“If you told me that the only way that I could have a reparations program is that if I gave it to more people, then I’d say okay,” Darity said with a laugh. “But I’m trying to think about how we craft a case that is specific to the United States government as the perpetrator, and I think it becomes very difficult to argue that the United States government should pay reparations to people who have chosen to come here.”
Past efforts to advocate reparations have similarly centered on the experience of descendants of American slaves, said Ashley D. Farmer, a history professor at the University of Texas at Austin who has studied black-nationalist groups.
“I’m not sure that the folks that I’ve studied where particularly well versed in slavery outside of the American context,” said Farmer, who is not affiliated with Darity's efforts. “It’s an interesting blind spot.”
A shift on the left
The current iteration of the reparations debate was kick-started nationally in 2014 when the Atlantic magazine published Ta-Nehisi Coates’s “The Case for Reparations.”
As with most issues of race and justice, public opinion is divided along racial and partisan lines. A significant majority of black Americans polled (73 percent) and a plurality of Democrats (49 percent) told Gallup pollsters earlier this year that they support cash reparations. The same poll found that the vast majority of white Americans (81 percent) and Republicans (92 percent) oppose cash reparations.
Former president Barack Obama, the nation’s first black president but not a descendant of slaves, has long declined to directly answer whether he would support a reparations program, instead focusing on its lack of political feasibility.

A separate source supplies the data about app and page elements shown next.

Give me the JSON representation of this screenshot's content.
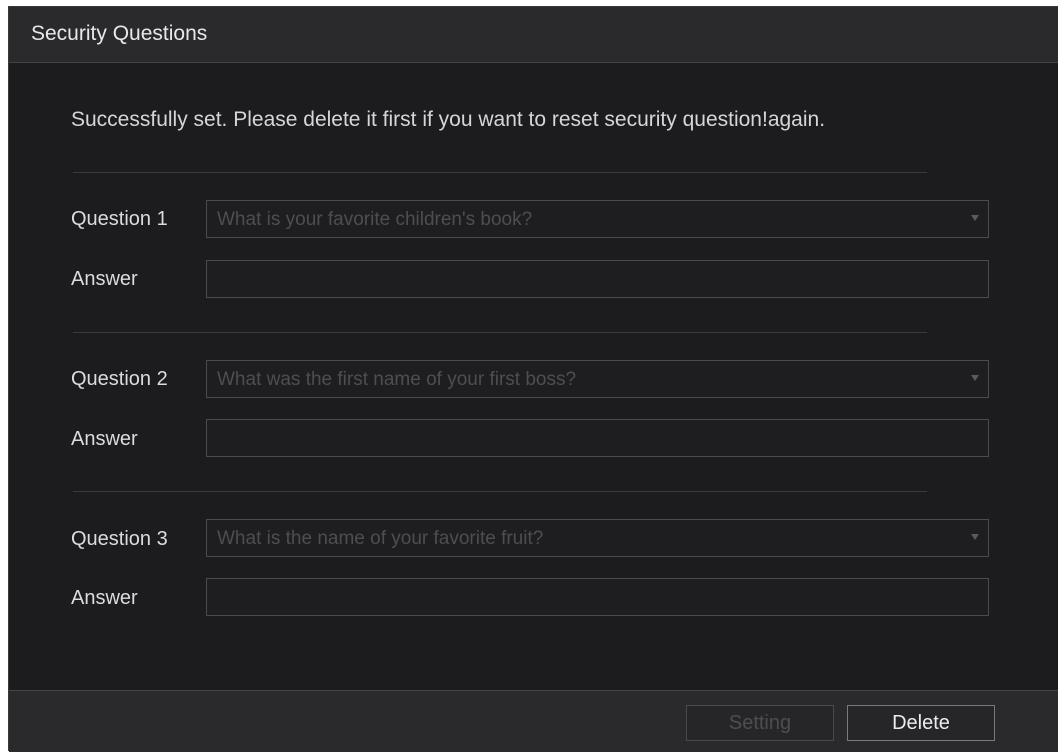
{
  "dialog": {
    "title": "Security Questions",
    "message": "Successfully set. Please delete it first if you want to reset security question!again."
  },
  "questions": [
    {
      "label": "Question 1",
      "selected": "What is your favorite children's book?",
      "answer_label": "Answer",
      "answer_value": ""
    },
    {
      "label": "Question 2",
      "selected": "What was the first name of your first boss?",
      "answer_label": "Answer",
      "answer_value": ""
    },
    {
      "label": "Question 3",
      "selected": "What is the name of your favorite fruit?",
      "answer_label": "Answer",
      "answer_value": ""
    }
  ],
  "footer": {
    "setting_label": "Setting",
    "delete_label": "Delete"
  },
  "colors": {
    "background": "#1c1c1e",
    "bar": "#2a2a2c",
    "disabled_text": "#4e4e50"
  },
  "icons": {
    "dropdown": "caret-down-icon"
  }
}
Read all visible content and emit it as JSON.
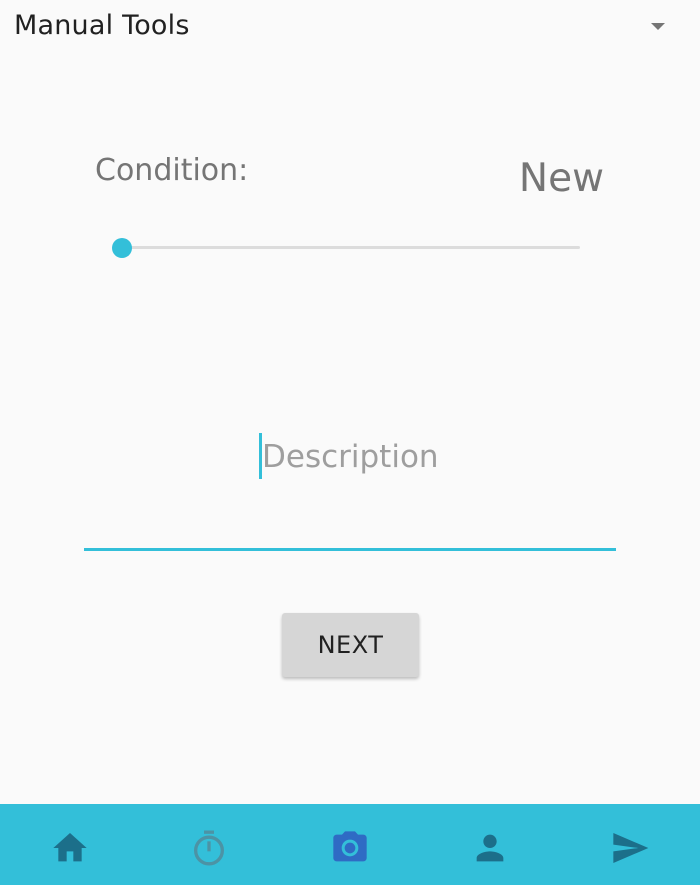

“You can make a theoretical, abstract argument in favor of something like reparations. And maybe I’m just not being sufficiently optimistic or imaginative enough,” Obama told Coates in an interview in 2016, “. . . but I’m not so optimistic as to think that you would ever be able to garner a majority of an American Congress that would make those kinds of investments.”
Some prominent Democrats, including House Speaker Nancy Pelosi (D-Calif.) and Rep. Alexandria Ocasio-Cortez (D-N.Y.), publicly support the resolution to launch a formal study of how reparations could work. And at least four Democratic presidential primary candidates — Sen. Elizabeth Warren (D-Mass.), Sen. Kamala D. Harris (D-Calif.), former Housing and Urban Development secretary Julián Castro and Marianne Williamson — have expressed support for the concept of paying reparations to the descendants of slaves.
Republican officials, meanwhile, have largely dismissed the concept. In June, on the same day the House Judiciaries Committee was set to hold a hearing on the topic, Senate Majority Leader Mitch McConnell (R-Ky.) announced his opposition.
“I don’t think reparations for something that happened 150 years ago, for which none of us living are responsible, is a good idea,” said McConnell, whose ancestors owned slaves.
Darity and other reparations supporters say that the current political moment should encourage politicians to pursue policies once considered impossible — after all, a reality-television star is president.
“Trump has made it clear that positions that we have typically considered to be extreme or out of the boundaries no longer are, on the right,” Darity said. “So why not reconsider things on the left?”